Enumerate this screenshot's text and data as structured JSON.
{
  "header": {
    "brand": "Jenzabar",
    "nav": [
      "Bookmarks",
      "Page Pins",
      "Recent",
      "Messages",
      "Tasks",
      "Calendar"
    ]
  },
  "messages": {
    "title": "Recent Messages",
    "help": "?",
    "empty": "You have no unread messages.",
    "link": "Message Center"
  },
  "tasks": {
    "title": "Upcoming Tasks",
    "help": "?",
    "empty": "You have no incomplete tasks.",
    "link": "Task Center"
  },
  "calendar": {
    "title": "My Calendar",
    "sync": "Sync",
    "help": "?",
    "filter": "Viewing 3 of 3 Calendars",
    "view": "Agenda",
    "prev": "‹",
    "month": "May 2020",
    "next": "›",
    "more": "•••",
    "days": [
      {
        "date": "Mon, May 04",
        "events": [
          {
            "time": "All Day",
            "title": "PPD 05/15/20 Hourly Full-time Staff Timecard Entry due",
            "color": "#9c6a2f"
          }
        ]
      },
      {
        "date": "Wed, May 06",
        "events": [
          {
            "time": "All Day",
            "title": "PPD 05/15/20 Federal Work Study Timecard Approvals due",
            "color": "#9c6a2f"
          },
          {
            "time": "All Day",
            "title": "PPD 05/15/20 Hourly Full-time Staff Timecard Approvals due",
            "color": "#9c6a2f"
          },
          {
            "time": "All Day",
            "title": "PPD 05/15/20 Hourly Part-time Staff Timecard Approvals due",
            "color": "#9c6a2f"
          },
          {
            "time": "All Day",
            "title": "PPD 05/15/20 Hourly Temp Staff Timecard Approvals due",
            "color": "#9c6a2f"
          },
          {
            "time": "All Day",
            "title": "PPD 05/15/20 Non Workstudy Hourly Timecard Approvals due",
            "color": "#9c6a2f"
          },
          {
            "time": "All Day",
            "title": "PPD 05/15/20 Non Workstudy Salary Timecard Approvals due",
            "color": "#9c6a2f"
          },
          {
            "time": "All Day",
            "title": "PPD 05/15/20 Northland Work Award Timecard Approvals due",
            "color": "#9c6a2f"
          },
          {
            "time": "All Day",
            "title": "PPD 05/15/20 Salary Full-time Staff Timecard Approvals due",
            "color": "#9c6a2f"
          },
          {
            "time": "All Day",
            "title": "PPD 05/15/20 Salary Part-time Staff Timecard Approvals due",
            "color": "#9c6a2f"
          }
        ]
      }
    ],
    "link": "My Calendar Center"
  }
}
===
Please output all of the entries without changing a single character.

> **Exercise solution**:
Enumerate this screenshot's text and data as structured JSON.
{
  "header": {
    "brand": "Jenzabar",
    "nav": [
      "Bookmarks",
      "Page Pins",
      "Recent",
      "Messages",
      "Tasks",
      "Calendar"
    ]
  },
  "messages": {
    "title": "Recent Messages",
    "help": "?",
    "empty": "You have no unread messages.",
    "link": "Message Center"
  },
  "tasks": {
    "title": "Upcoming Tasks",
    "help": "?",
    "empty": "You have no incomplete tasks.",
    "link": "Task Center"
  },
  "calendar": {
    "title": "My Calendar",
    "sync": "Sync",
    "help": "?",
    "filter": "Viewing 3 of 3 Calendars",
    "view": "Agenda",
    "prev": "‹",
    "month": "May 2020",
    "next": "›",
    "more": "•••",
    "days": [
      {
        "date": "Mon, May 04",
        "events": [
          {
            "time": "All Day",
            "title": "PPD 05/15/20 Hourly Full-time Staff Timecard Entry due",
            "color": "#9c6a2f"
          }
        ]
      },
      {
        "date": "Wed, May 06",
        "events": [
          {
            "time": "All Day",
            "title": "PPD 05/15/20 Federal Work Study Timecard Approvals due",
            "color": "#9c6a2f"
          },
          {
            "time": "All Day",
            "title": "PPD 05/15/20 Hourly Full-time Staff Timecard Approvals due",
            "color": "#9c6a2f"
          },
          {
            "time": "All Day",
            "title": "PPD 05/15/20 Hourly Part-time Staff Timecard Approvals due",
            "color": "#9c6a2f"
          },
          {
            "time": "All Day",
            "title": "PPD 05/15/20 Hourly Temp Staff Timecard Approvals due",
            "color": "#9c6a2f"
          },
          {
            "time": "All Day",
            "title": "PPD 05/15/20 Non Workstudy Hourly Timecard Approvals due",
            "color": "#9c6a2f"
          },
          {
            "time": "All Day",
            "title": "PPD 05/15/20 Non Workstudy Salary Timecard Approvals due",
            "color": "#9c6a2f"
          },
          {
            "time": "All Day",
            "title": "PPD 05/15/20 Northland Work Award Timecard Approvals due",
            "color": "#9c6a2f"
          },
          {
            "time": "All Day",
            "title": "PPD 05/15/20 Salary Full-time Staff Timecard Approvals due",
            "color": "#9c6a2f"
          },
          {
            "time": "All Day",
            "title": "PPD 05/15/20 Salary Part-time Staff Timecard Approvals due",
            "color": "#9c6a2f"
          }
        ]
      }
    ],
    "link": "My Calendar Center"
  }
}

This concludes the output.